Change all of that by bringing them into the loop. Webinars, memos, meetings, or IT briefings can let everyone else in the organization know what’s at stake. When done correctly, it can empower employees to take an active role in security. The key is to find the right balance. You don’t want to terrify them and make them paranoid, but you also don’t want to use such specialized IT knowledge that they won’t know what to do. Start with a strategy that includes roles for all of your security assets, including the employees, then use that to formulate specific instructions that they can follow to keep the network safe.

Build Security into Your System

Adding security measures later on makes it easy for vulnerabilities to slip between the cracks. Waiting will also dramatically increase the cost of the security implementation, often multiplying the price by 10-100x. Even with a generous security budget, that spend could be used to greater effect if the security measures were built into the system from the beginning.

That means making security a top priority during the initial planning and strategy sessions. Security measures, monitoring, and programming should be built into the software so you can be absolutely sure that every possible hole is plugged. This becomes particularly critical when implementing tools like SharePoint that help organizations store and share intellectual security.

Built-in security also means building it into your system as a whole. One simple way to do this is with standardized and specified network settings to ensure that every workstation is secure. Another way is to replace legacy software instead of integrating it. Legacy software integration can leave security holes, and cyber attackers have learned to recognize these as a way into modern systems.

Build Responsive Systems

You can’t be everywhere at once, so integrate security measures that will always be there and always be protecting your network.

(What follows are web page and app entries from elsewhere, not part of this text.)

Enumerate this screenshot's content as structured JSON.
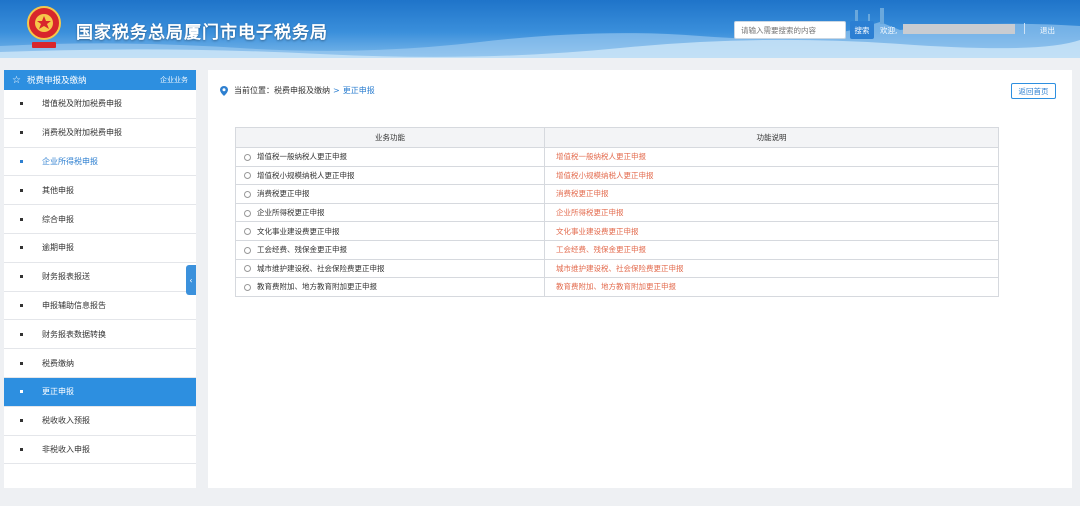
{
  "header": {
    "site_title": "国家税务总局厦门市电子税务局",
    "search_placeholder": "请输入需要搜索的内容",
    "search_button": "搜索",
    "welcome": "欢迎,",
    "logout": "退出"
  },
  "sidebar": {
    "title": "税费申报及缴纳",
    "subtitle": "企业业务",
    "items": [
      "增值税及附加税费申报",
      "消费税及附加税费申报",
      "企业所得税申报",
      "其他申报",
      "综合申报",
      "逾期申报",
      "财务报表报送",
      "申报辅助信息报告",
      "财务报表数据转换",
      "税费缴纳",
      "更正申报",
      "税收收入预报",
      "非税收入申报"
    ],
    "highlight_index": 2,
    "active_index": 10
  },
  "breadcrumb": {
    "label": "当前位置：",
    "parent": "税费申报及缴纳",
    "arrow": ">",
    "current": "更正申报"
  },
  "home_button": "返回首页",
  "table": {
    "headers": [
      "业务功能",
      "功能说明"
    ],
    "rows": [
      {
        "name": "增值税一般纳税人更正申报",
        "desc": "增值税一般纳税人更正申报"
      },
      {
        "name": "增值税小规模纳税人更正申报",
        "desc": "增值税小规模纳税人更正申报"
      },
      {
        "name": "消费税更正申报",
        "desc": "消费税更正申报"
      },
      {
        "name": "企业所得税更正申报",
        "desc": "企业所得税更正申报"
      },
      {
        "name": "文化事业建设费更正申报",
        "desc": "文化事业建设费更正申报"
      },
      {
        "name": "工会经费、残保金更正申报",
        "desc": "工会经费、残保金更正申报"
      },
      {
        "name": "城市维护建设税、社会保险费更正申报",
        "desc": "城市维护建设税、社会保险费更正申报"
      },
      {
        "name": "教育费附加、地方教育附加更正申报",
        "desc": "教育费附加、地方教育附加更正申报"
      }
    ]
  },
  "colors": {
    "accent": "#2d8fe0",
    "desc_text": "#e36b4e"
  }
}
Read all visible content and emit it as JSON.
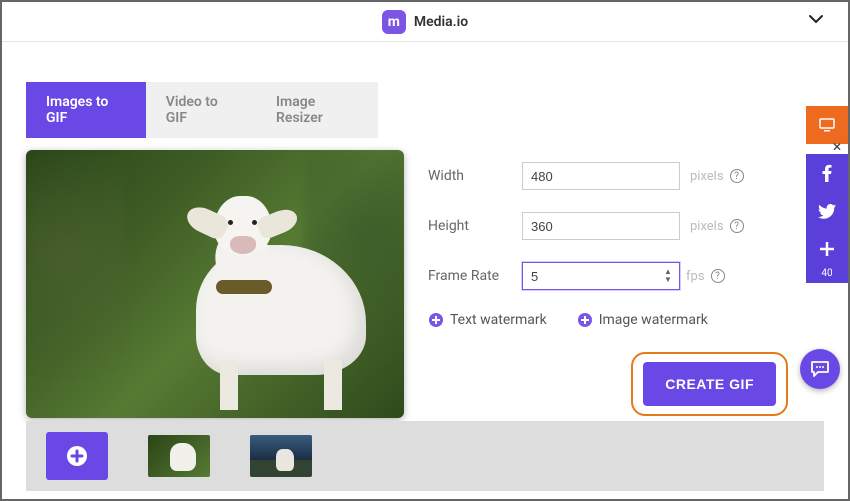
{
  "brand": {
    "name": "Media.io",
    "logo_letter": "m"
  },
  "tabs": [
    {
      "label": "Images to GIF",
      "active": true
    },
    {
      "label": "Video to GIF",
      "active": false
    },
    {
      "label": "Image Resizer",
      "active": false
    }
  ],
  "form": {
    "width": {
      "label": "Width",
      "value": "480",
      "unit": "pixels"
    },
    "height": {
      "label": "Height",
      "value": "360",
      "unit": "pixels"
    },
    "frame_rate": {
      "label": "Frame Rate",
      "value": "5",
      "unit": "fps"
    }
  },
  "watermarks": {
    "text": "Text watermark",
    "image": "Image watermark"
  },
  "cta": "CREATE GIF",
  "rail": {
    "share_count": "40"
  }
}
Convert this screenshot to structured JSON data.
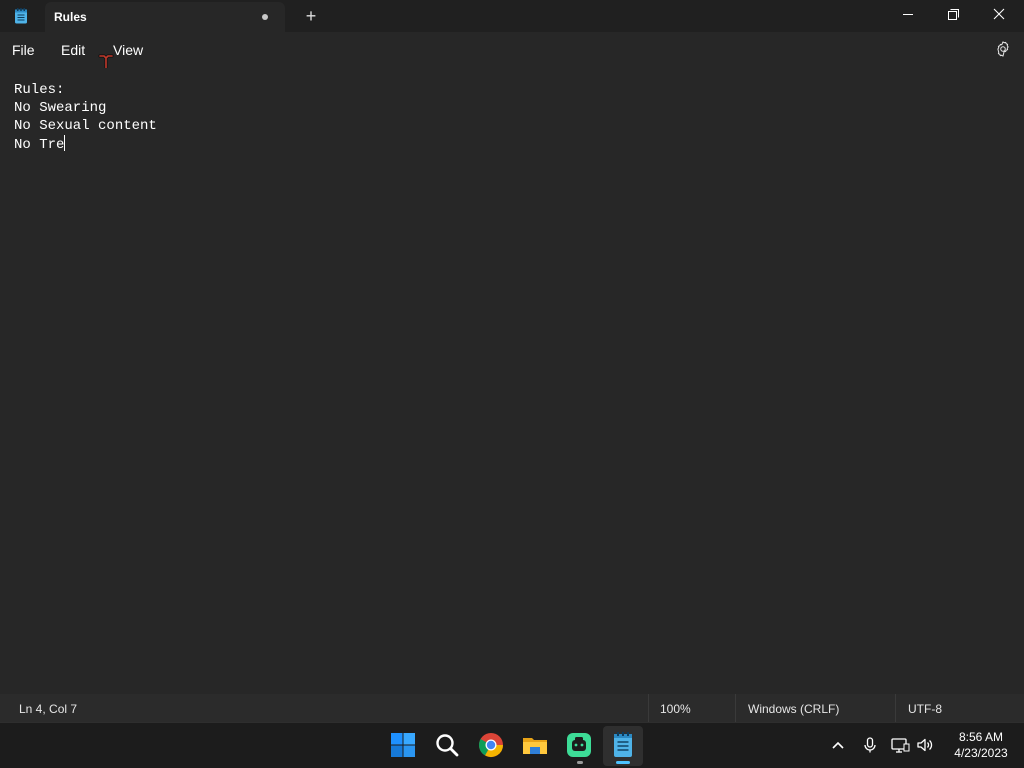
{
  "window": {
    "tab_title": "Rules",
    "new_tab_label": "+"
  },
  "menu": {
    "file": "File",
    "edit": "Edit",
    "view": "View"
  },
  "document": {
    "lines": [
      "Rules:",
      "No Swearing",
      "No Sexual content",
      "No Tre"
    ]
  },
  "status": {
    "position": "Ln 4, Col 7",
    "zoom": "100%",
    "line_ending": "Windows (CRLF)",
    "encoding": "UTF-8"
  },
  "taskbar": {
    "pinned": [
      "start-icon",
      "search-icon",
      "chrome-icon",
      "file-explorer-icon",
      "app-icon",
      "notepad-icon"
    ],
    "clock_time": "8:56 AM",
    "clock_date": "4/23/2023"
  },
  "colors": {
    "background": "#202020",
    "editor": "#272727",
    "accent": "#4cc2ff"
  }
}
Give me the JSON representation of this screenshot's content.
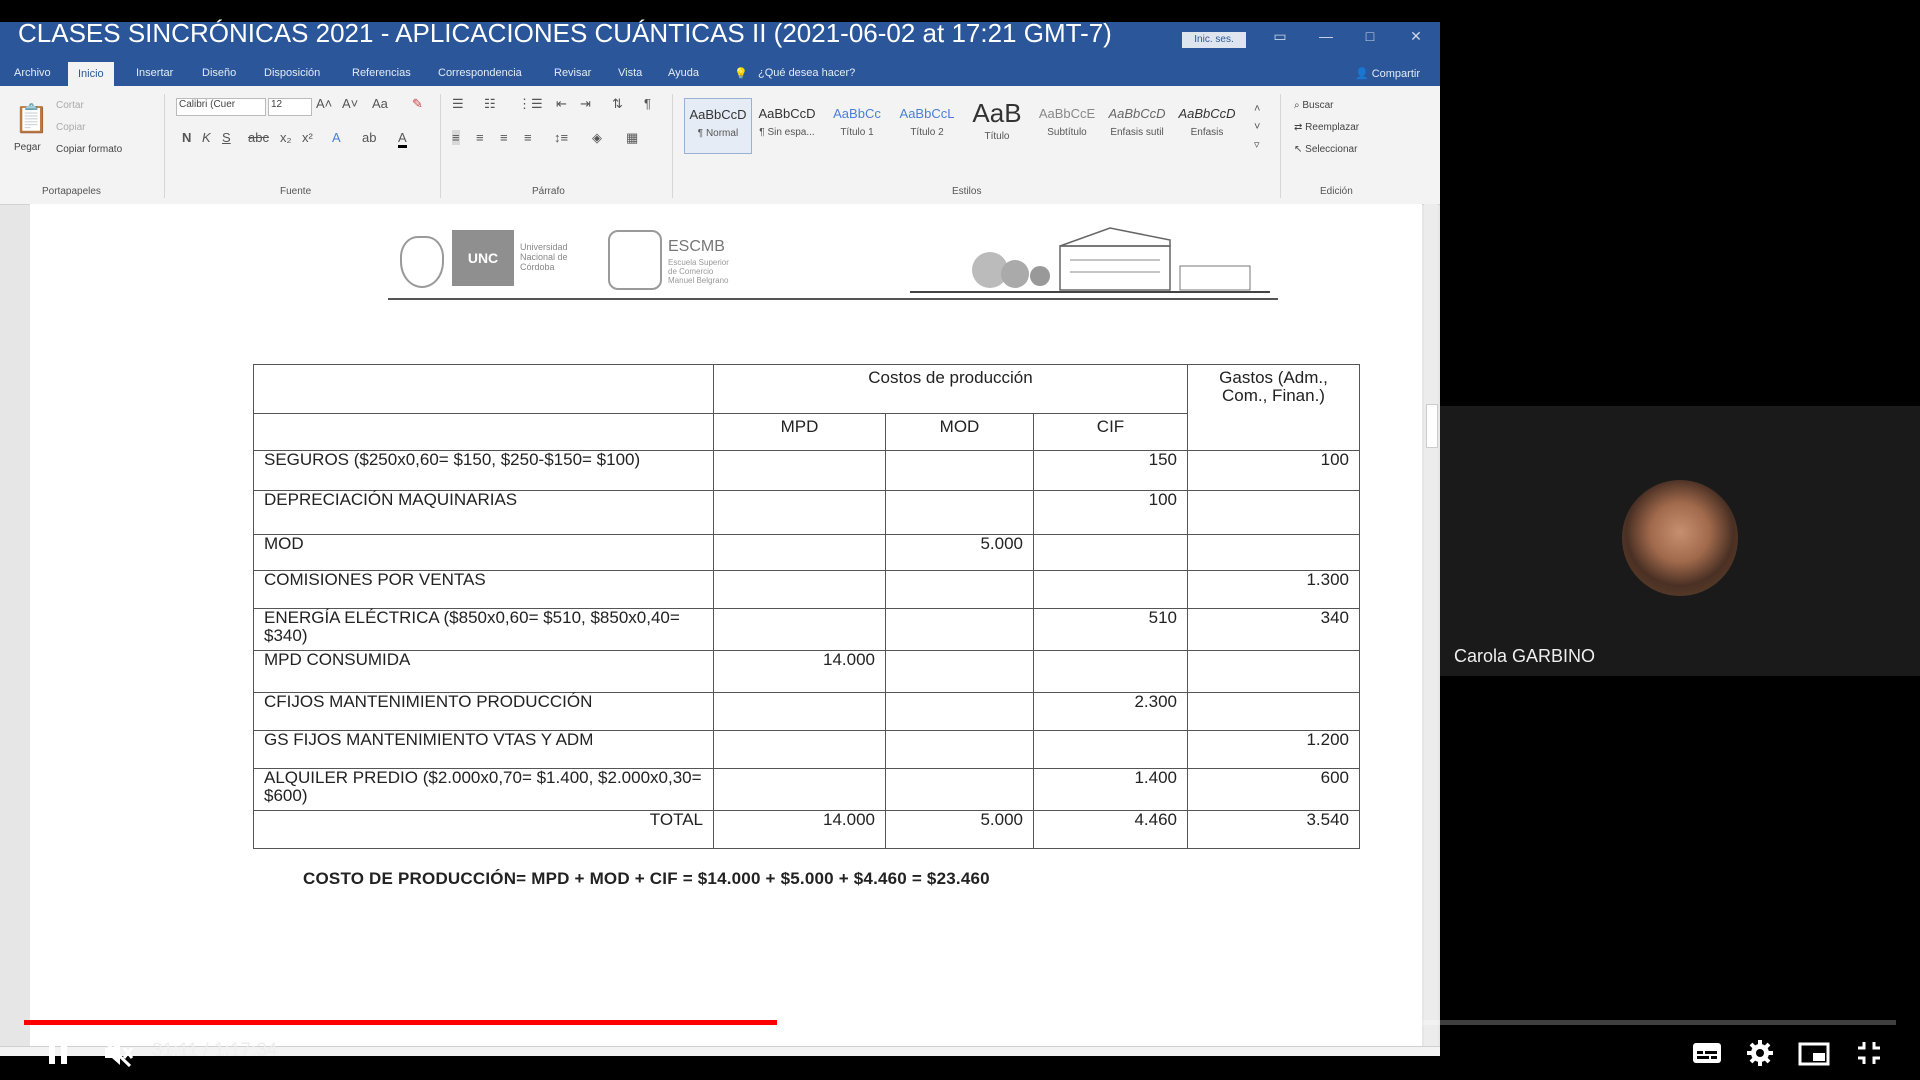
{
  "video": {
    "title": "CLASES SINCRÓNICAS 2021 - APLICACIONES CUÁNTICAS II (2021-06-02 at 17:21 GMT-7)",
    "progress_fraction": 0.402,
    "time_current": "31:11",
    "time_total": "1:17:34",
    "time_display": "31:11 / 1:17:34"
  },
  "word": {
    "signin_label": "Inic. ses.",
    "tabs": [
      "Archivo",
      "Inicio",
      "Insertar",
      "Diseño",
      "Disposición",
      "Referencias",
      "Correspondencia",
      "Revisar",
      "Vista",
      "Ayuda",
      "¿Qué desea hacer?"
    ],
    "active_tab": "Inicio",
    "share_label": "Compartir",
    "ribbon": {
      "clipboard": {
        "paste": "Pegar",
        "cut": "Cortar",
        "copy": "Copiar",
        "format_painter": "Copiar formato",
        "group": "Portapapeles"
      },
      "font": {
        "name": "Calibri (Cuer",
        "size": "12",
        "group": "Fuente"
      },
      "paragraph": {
        "group": "Párrafo"
      },
      "styles": {
        "group": "Estilos",
        "items": [
          {
            "sample": "AaBbCcD",
            "name": "¶ Normal"
          },
          {
            "sample": "AaBbCcD",
            "name": "¶ Sin espa..."
          },
          {
            "sample": "AaBbCc",
            "name": "Título 1"
          },
          {
            "sample": "AaBbCcL",
            "name": "Título 2"
          },
          {
            "sample": "AaB",
            "name": "Título"
          },
          {
            "sample": "AaBbCcE",
            "name": "Subtítulo"
          },
          {
            "sample": "AaBbCcD",
            "name": "Énfasis sutil"
          },
          {
            "sample": "AaBbCcD",
            "name": "Énfasis"
          }
        ]
      },
      "editing": {
        "find": "Buscar",
        "replace": "Reemplazar",
        "select": "Seleccionar",
        "group": "Edición"
      }
    },
    "header": {
      "unc": "UNC",
      "unc_sub": "Universidad Nacional de Córdoba",
      "escmb": "ESCMB",
      "escmb_sub": "Escuela Superior de Comercio Manuel Belgrano"
    },
    "table": {
      "group_header": "Costos de producción",
      "expenses_header": "Gastos (Adm., Com., Finan.)",
      "col_headers": [
        "MPD",
        "MOD",
        "CIF"
      ],
      "rows": [
        {
          "concept": "SEGUROS ($250x0,60= $150, $250-$150= $100)",
          "mpd": "",
          "mod": "",
          "cif": "150",
          "gastos": "100"
        },
        {
          "concept": "DEPRECIACIÓN MAQUINARIAS",
          "mpd": "",
          "mod": "",
          "cif": "100",
          "gastos": ""
        },
        {
          "concept": "MOD",
          "mpd": "",
          "mod": "5.000",
          "cif": "",
          "gastos": ""
        },
        {
          "concept": "COMISIONES POR VENTAS",
          "mpd": "",
          "mod": "",
          "cif": "",
          "gastos": "1.300"
        },
        {
          "concept": "ENERGÍA ELÉCTRICA ($850x0,60= $510, $850x0,40= $340)",
          "mpd": "",
          "mod": "",
          "cif": "510",
          "gastos": "340"
        },
        {
          "concept": "MPD CONSUMIDA",
          "mpd": "14.000",
          "mod": "",
          "cif": "",
          "gastos": ""
        },
        {
          "concept": "CFIJOS MANTENIMIENTO PRODUCCIÓN",
          "mpd": "",
          "mod": "",
          "cif": "2.300",
          "gastos": ""
        },
        {
          "concept": "GS FIJOS MANTENIMIENTO VTAS Y ADM",
          "mpd": "",
          "mod": "",
          "cif": "",
          "gastos": "1.200"
        },
        {
          "concept": "ALQUILER PREDIO ($2.000x0,70= $1.400, $2.000x0,30= $600)",
          "mpd": "",
          "mod": "",
          "cif": "1.400",
          "gastos": "600"
        }
      ],
      "total": {
        "label": "TOTAL",
        "mpd": "14.000",
        "mod": "5.000",
        "cif": "4.460",
        "gastos": "3.540"
      }
    },
    "formula": "COSTO DE PRODUCCIÓN= MPD + MOD + CIF = $14.000 + $5.000 + $4.460 = $23.460"
  },
  "participant": {
    "name": "Carola GARBINO"
  },
  "colors": {
    "word_blue": "#2b579a",
    "progress_red": "#ff0000"
  }
}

Any automatic or responsive measure is only as good as its foundation, so make sure that you integrate several passive best practices first. For example, restricting network access to specific ports and protocols will make it easier for software to monitor access points for malicious code. Taking measures to separate your data on the cloud will prevent issues with shared server space. A data inventory can help you find crucial business data so you can restrict that data to completely different storage locations from other, more regularly-accessed information. Once you have a solid base for your monitoring systems, you can work on building the responsive elements.

It’s not just enough for you to build a system that has strong security. You also need to have a strategy in place for what actions are taken when a breach occurs. Tactics like information silos will help limit the damage, while responsive measures can help shut down avenues to isolate malicious code before it does too much damage.

Build Your Strategy with Security Specialists

Don’t be afraid to reach outside of your organization, and don’t hesitate to bring in outside vendors early in the process. The security experts at AAJ Technologies can provide valuable insight that’s crucial to your security strategy. As discussed earlier, security measures that are built-in from the beginning will give you more security and lower implementation costs. So the earlier that you involve our specialists in the strategy and planning stage, the better results you’re going to get.

Want to find out how your networks can stand up to the threats of 2016? Schedule a free 2016 Strategy Session!